● **Work required**: Your output should be each line from the material below that has the word "Auto".

● **Material for this task**:

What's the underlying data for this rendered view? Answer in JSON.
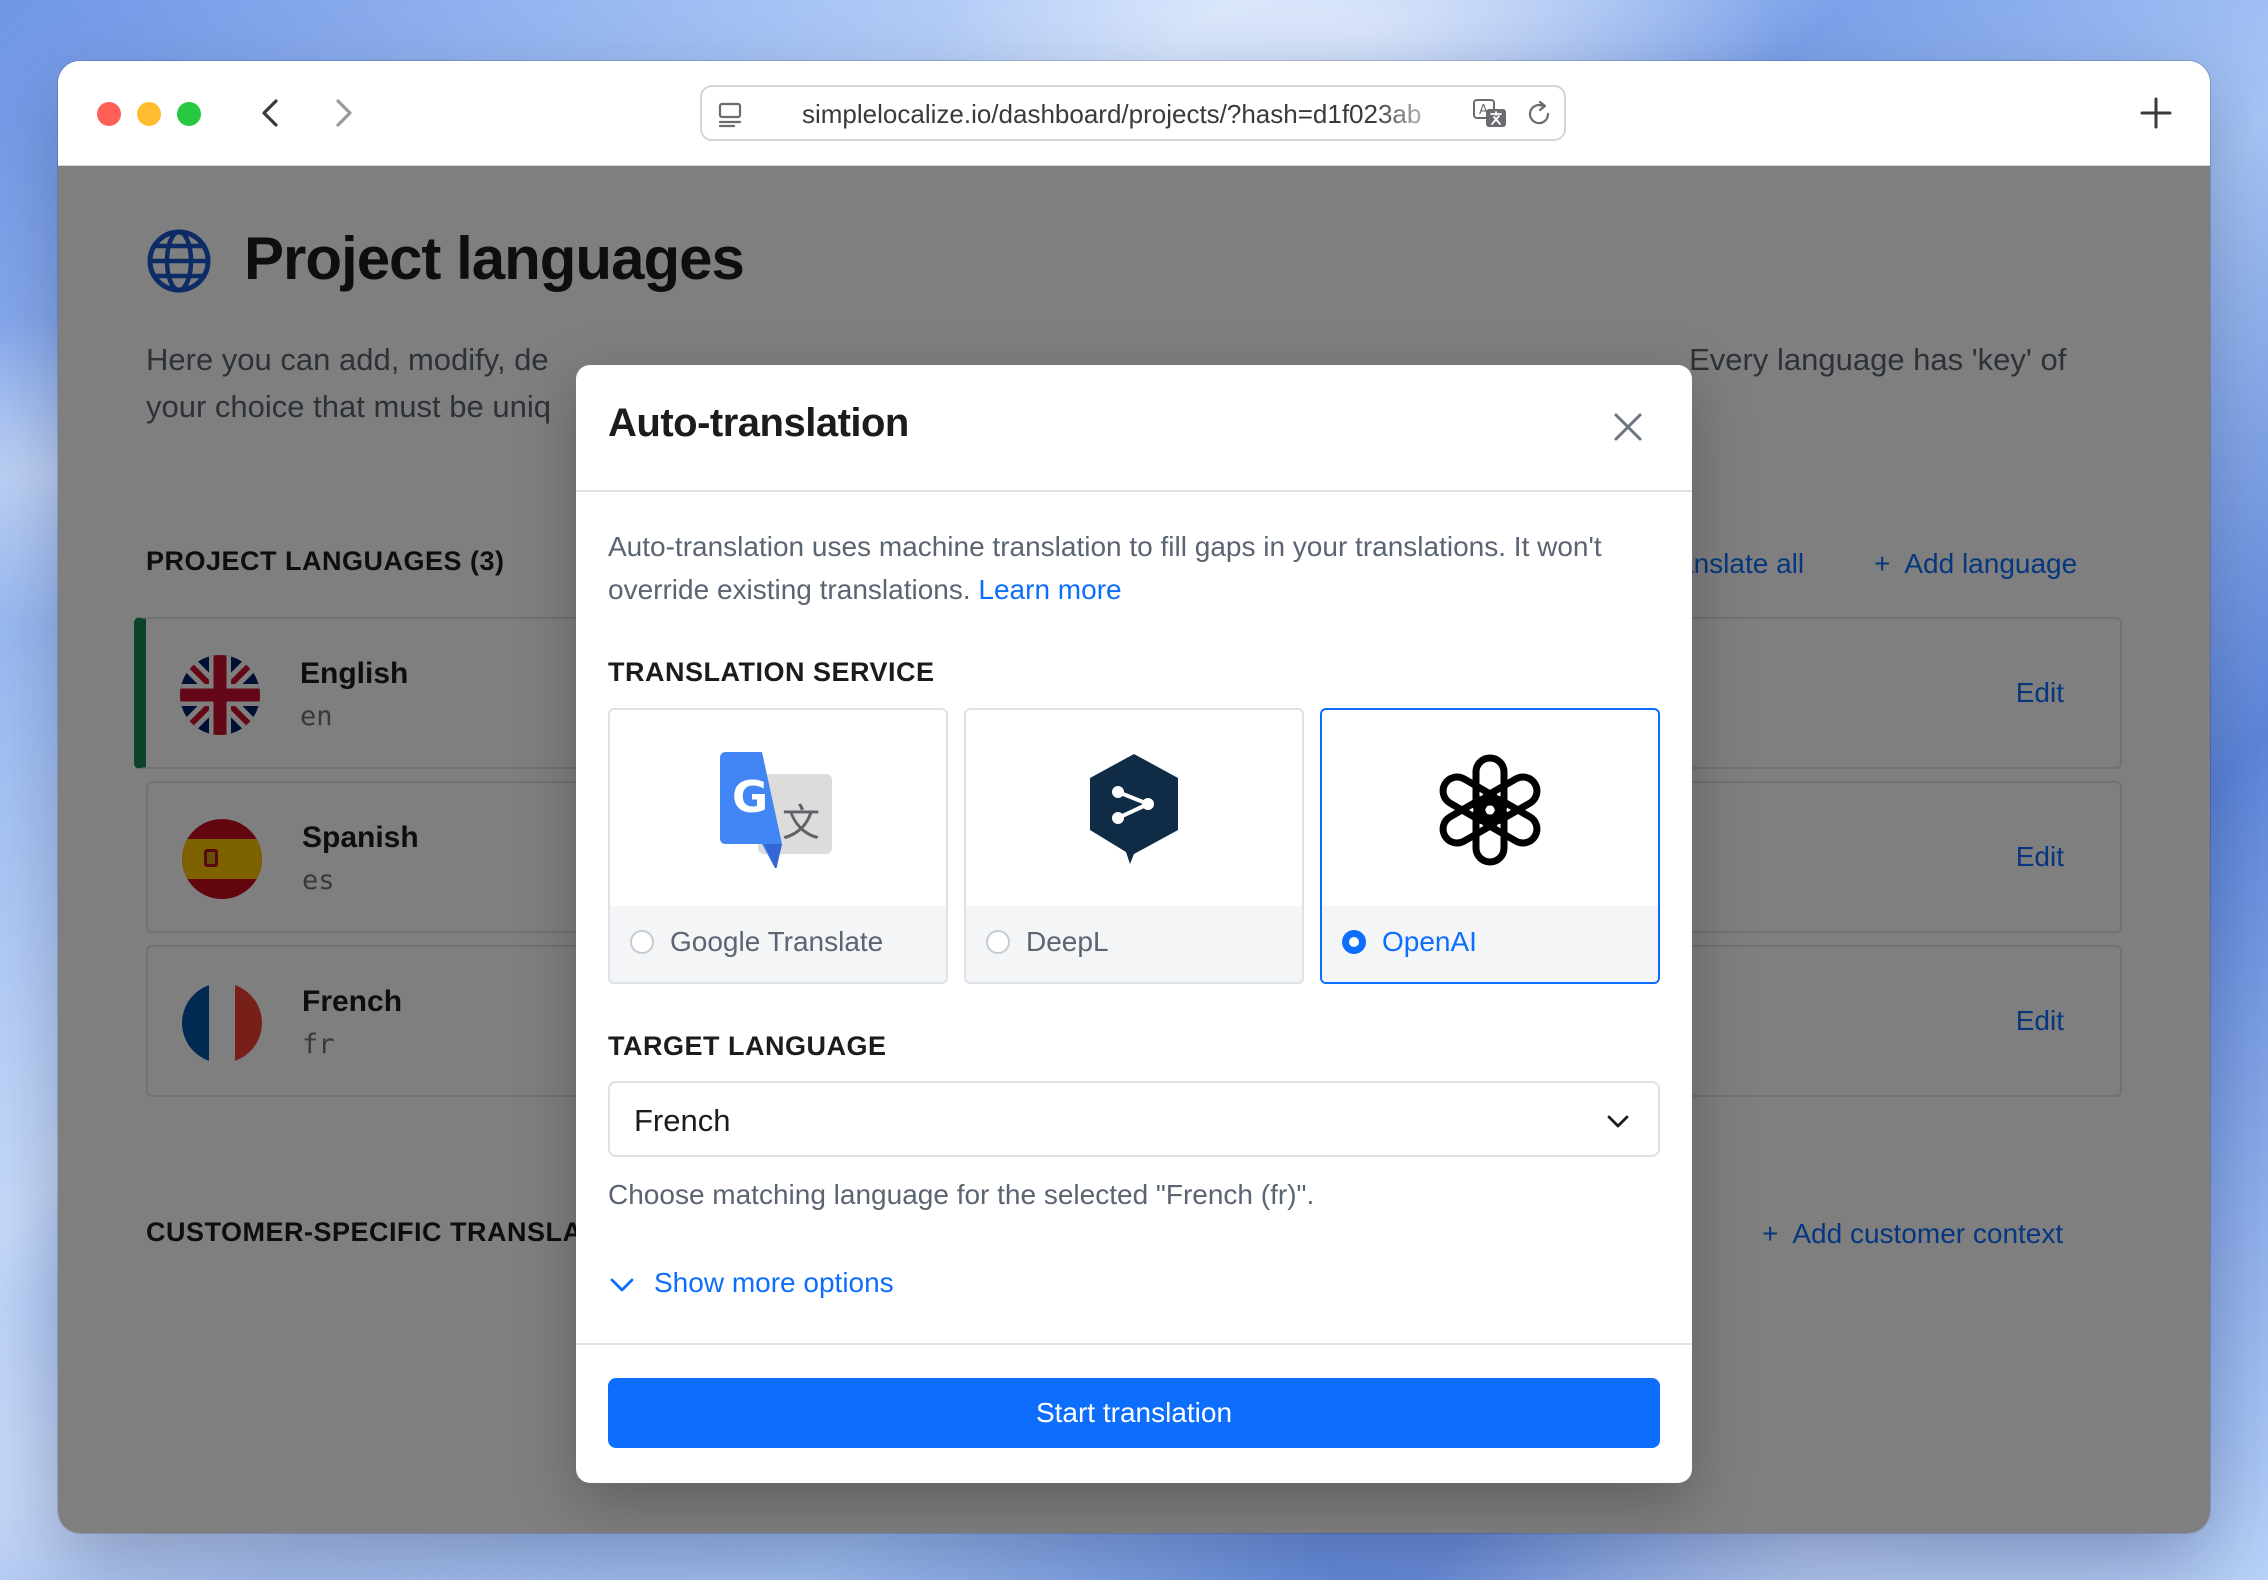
{
  "browser": {
    "url": "simplelocalize.io/dashboard/projects/?hash=d1f023ab"
  },
  "page": {
    "title": "Project languages",
    "description": "Here you can add, modify, de… . Every language has 'key' of your choice that must be uniq…",
    "description_left": "Here you can add, modify, de",
    "description_right": ". Every language has 'key' of",
    "description_line2": "your choice that must be uniq",
    "languages_section_title": "PROJECT LANGUAGES (3)",
    "translate_all_label": "anslate all",
    "add_language_label": "Add language",
    "customer_section_title": "CUSTOMER-SPECIFIC TRANSLA",
    "add_customer_context_label": "Add customer context",
    "languages": [
      {
        "name": "English",
        "key": "en",
        "edit_label": "Edit",
        "active": true,
        "flag": "gb-flag"
      },
      {
        "name": "Spanish",
        "key": "es",
        "edit_label": "Edit",
        "active": false,
        "flag": "es-flag"
      },
      {
        "name": "French",
        "key": "fr",
        "edit_label": "Edit",
        "active": false,
        "flag": "fr-flag"
      }
    ]
  },
  "modal": {
    "title": "Auto-translation",
    "intro_text": "Auto-translation uses machine translation to fill gaps in your translations. It won't override existing translations.",
    "learn_more_label": "Learn more",
    "service_label": "TRANSLATION SERVICE",
    "services": [
      {
        "name": "Google Translate",
        "selected": false,
        "icon": "google-translate-icon"
      },
      {
        "name": "DeepL",
        "selected": false,
        "icon": "deepl-icon"
      },
      {
        "name": "OpenAI",
        "selected": true,
        "icon": "openai-icon"
      }
    ],
    "target_label": "TARGET LANGUAGE",
    "target_value": "French",
    "target_help": "Choose matching language for the selected \"French (fr)\".",
    "show_more_label": "Show more options",
    "start_button_label": "Start translation"
  },
  "colors": {
    "accent": "#0d6efd",
    "active_language_marker": "#198754",
    "overlay": "rgba(0,0,0,0.5)"
  }
}
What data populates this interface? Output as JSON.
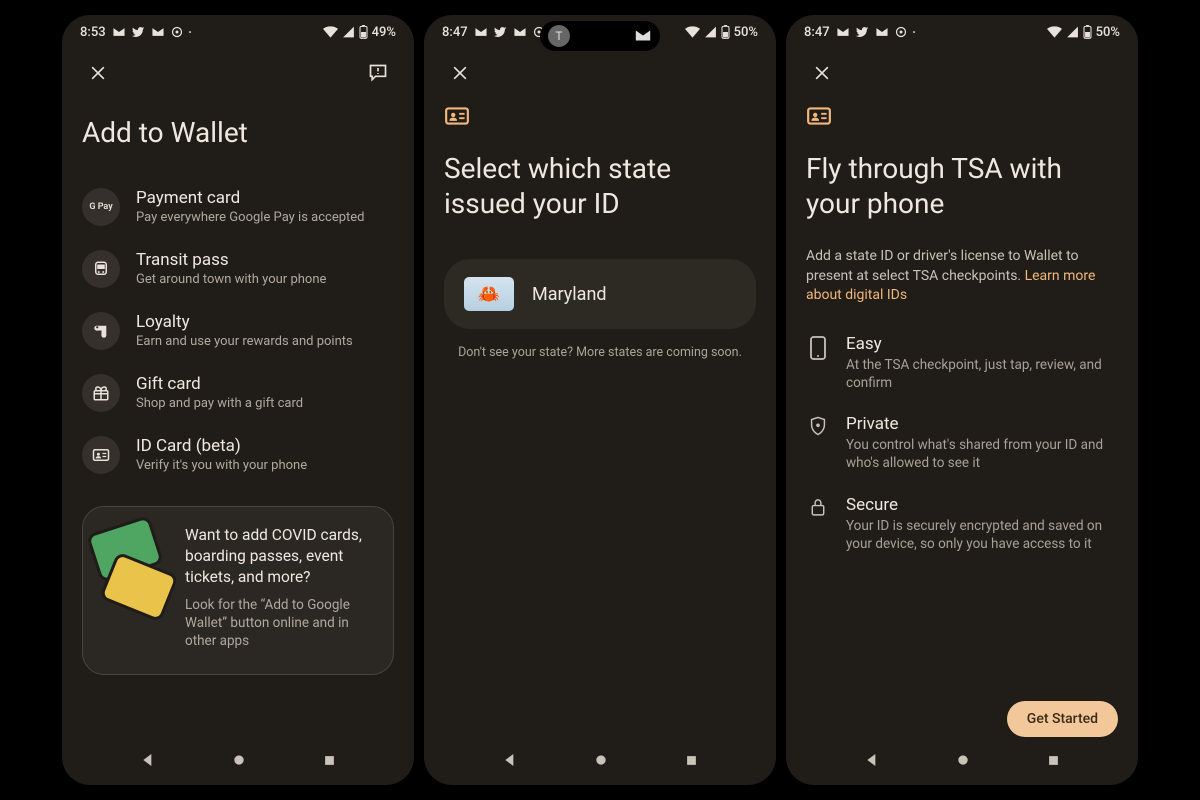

● **Exercise solution**:
    "title": "Auto-translation",
    "intro_text": "Auto-translation uses machine translation to fill gaps in your translations. It won't override existing translations.",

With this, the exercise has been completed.